My Lords, I shall make a couple of points. First, the point made by my noble friend Lady Browning about reporting back is vital. This is probably the final public step of the process of looking at those with disabilities as individuals as opposed to people who are put away in blocs. I have always felt that the Remploy factories were on a time limit, and the previous Government accepted that. It is never the right time to make that change, and it is particularly unfortunate that it has to be done now, at a time of high unemployment. Can my noble friend assure me that in this process, those who are placing people outwith the specialist teams—normal job centres and secondary support services—are given greater briefing, particularly in the areas where people are being made unemployed? This may well be a useful test case for those who are providing better services overall. Unless we get that process right across the board, we will have merely pockets of good practice, not good practice overall.

I thank my noble friend for that point. As I said, I will outline exactly how we will report back and timings. The more important point is the level of support we are providing in this case, where we have the personal help and support package, which is considerably tailored with consultation at every stage with, most interestingly, a specific caseworker per person, so people’s individual requirements are analysed and taken into account, plus a fund to help people in. In this case, there is a lot of tailored support. One lesson may well be how important individual caseworkers are in helping people.

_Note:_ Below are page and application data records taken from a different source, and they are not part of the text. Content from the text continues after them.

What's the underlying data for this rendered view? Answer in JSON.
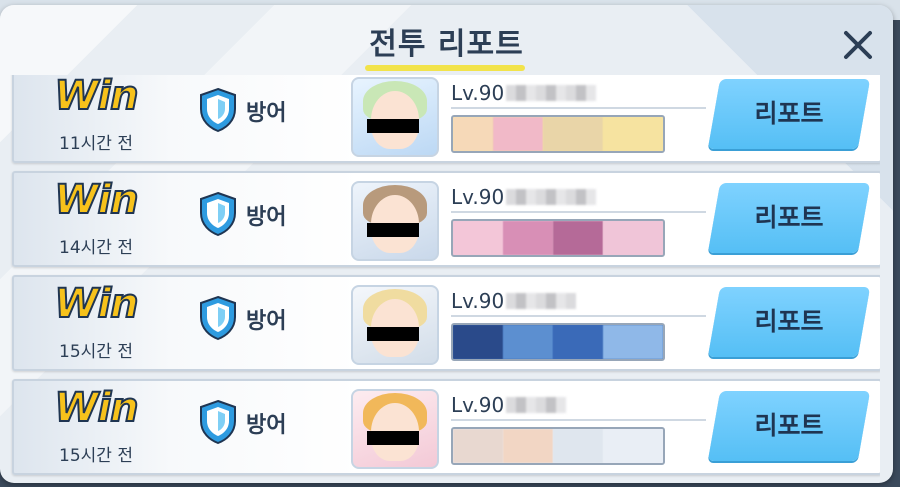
{
  "dialog": {
    "title": "전투 리포트",
    "close_icon": "close-icon"
  },
  "reports": [
    {
      "result": "Win",
      "time_ago": "11시간 전",
      "mode_icon": "shield-icon",
      "mode": "방어",
      "level": "Lv.90",
      "report_label": "리포트",
      "hair_color": "#c9e7b6",
      "guild_colors": [
        "#f6d9b8",
        "#f1b9c8",
        "#e9d5a8",
        "#f6e3a0"
      ]
    },
    {
      "result": "Win",
      "time_ago": "14시간 전",
      "mode_icon": "shield-icon",
      "mode": "방어",
      "level": "Lv.90",
      "report_label": "리포트",
      "hair_color": "#b89a7c",
      "guild_colors": [
        "#f3c6d8",
        "#d88fb6",
        "#b56a98",
        "#f0c5d8"
      ]
    },
    {
      "result": "Win",
      "time_ago": "15시간 전",
      "mode_icon": "shield-icon",
      "mode": "방어",
      "level": "Lv.90",
      "report_label": "리포트",
      "hair_color": "#f0dca0",
      "guild_colors": [
        "#2a4a8a",
        "#5c8fd0",
        "#3a6ab8",
        "#8fb8e8"
      ]
    },
    {
      "result": "Win",
      "time_ago": "15시간 전",
      "mode_icon": "shield-icon",
      "mode": "방어",
      "level": "Lv.90",
      "report_label": "리포트",
      "hair_color": "#f1b85a",
      "guild_colors": [
        "#e8d8d0",
        "#f2d6c4",
        "#dfe6ee",
        "#e9eef5"
      ]
    }
  ]
}
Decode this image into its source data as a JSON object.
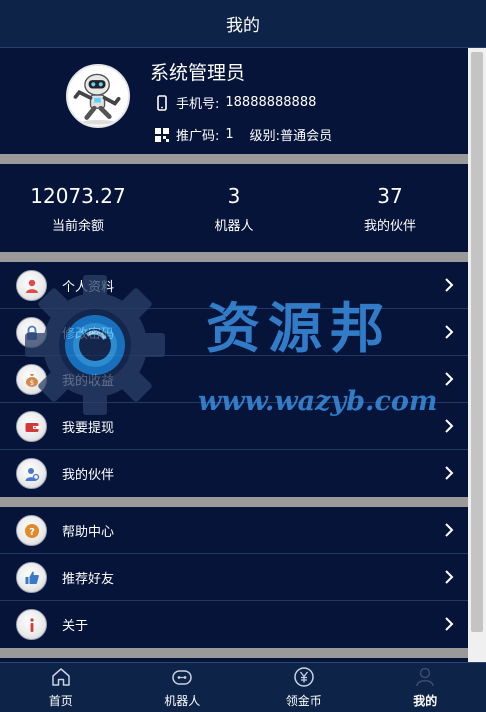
{
  "header": {
    "title": "我的"
  },
  "profile": {
    "name": "系统管理员",
    "phone_label": "手机号:",
    "phone_value": "18888888888",
    "promo_label": "推广码:",
    "promo_value": "1",
    "level_label": "级别:",
    "level_value": "普通会员",
    "avatar_icon": "robot-avatar"
  },
  "stats": [
    {
      "value": "12073.27",
      "label": "当前余额"
    },
    {
      "value": "3",
      "label": "机器人"
    },
    {
      "value": "37",
      "label": "我的伙伴"
    }
  ],
  "menu_group_1": [
    {
      "label": "个人资料",
      "icon": "user-icon",
      "icon_color": "#e04a4a"
    },
    {
      "label": "修改密码",
      "icon": "lock-icon",
      "icon_color": "#4a78c8"
    },
    {
      "label": "我的收益",
      "icon": "money-bag-icon",
      "icon_color": "#d4884a"
    },
    {
      "label": "我要提现",
      "icon": "wallet-icon",
      "icon_color": "#d23a3a"
    },
    {
      "label": "我的伙伴",
      "icon": "partner-icon",
      "icon_color": "#4a78c8"
    }
  ],
  "menu_group_2": [
    {
      "label": "帮助中心",
      "icon": "help-icon",
      "icon_color": "#e08a2a"
    },
    {
      "label": "推荐好友",
      "icon": "thumbs-up-icon",
      "icon_color": "#3a78c8"
    },
    {
      "label": "关于",
      "icon": "info-icon",
      "icon_color": "#d23a3a"
    }
  ],
  "watermark": {
    "title": "资源邦",
    "url": "www.wazyb.com"
  },
  "bottom_nav": [
    {
      "label": "首页",
      "icon": "home-icon",
      "active": false
    },
    {
      "label": "机器人",
      "icon": "robot-icon",
      "active": false
    },
    {
      "label": "领金币",
      "icon": "yen-coin-icon",
      "active": false
    },
    {
      "label": "我的",
      "icon": "profile-icon",
      "active": true
    }
  ],
  "colors": {
    "background": "#06143a",
    "header": "#0d2347",
    "divider": "#9a9a9a",
    "watermark": "#3a8fe0"
  }
}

I have been following the development of this policy area, and it is very difficult. I understand the comments of the noble Lord, Lord Collins, about timing, but I disagree with him. I also disagree with him on his interpretation of the Sayce report. Liz Sayce, who did sterling service to this House and others by writing her report, is looking much more long term and I think that her long-term principles are absolutely correct. We have to get the implementation right to look after the individuals who will be directly and, in some cases, starkly affected by this change. I want an assurance from my noble friend that there will be a comprehensive package of support for the individuals affected.

In particular, as it affects these workers that we are all so concerned about this afternoon, transport access through the Access to Work programme is vital, because a lot of these factories and establishments are in very hard labour market areas. They may have to look further afield to find employment opportunities that are appropriate for their special circumstances.

I am reassured to hear my noble friend mention the individual personalised package. I am also reassured by his undertaking to report back. It seems strange to me that we spend £320 million or £330 million on disability specialist employment services but £7,000 million on disability unemployment services. As the architect of the famous DEL-AME switch I will be looking to him in the longer term—and I hope that these short-term problems are sorted out—to use his ingenuity to try to lever some of the money out of disability unemployment support to employment support in the future.

I support what is being suggested. I just hope we get the individual support packages correct.

My Lords, I thank my noble friend, who understands this area as well as anyone in the House.

This is not easy—it is a change in direction. However, it does reflect a world which is moving on, away from the physical disability area, into the mental health disability area. There is a lot of work to be done there. We need the money to be used very efficiently. In terms of efficiency, roughly half of the money spent on Access to Work is in achieving things that would not have happened otherwise. In other words, there is, in the jargon, not too much dead weight. Clearly one of the objectives of any Government must be to ramp up the level of efficiency and reduce the level of dead weight as we direct the money to help people who particularly need it. As noble Lords will know, that is something I am trying to push hard, in every direction that I possibly can.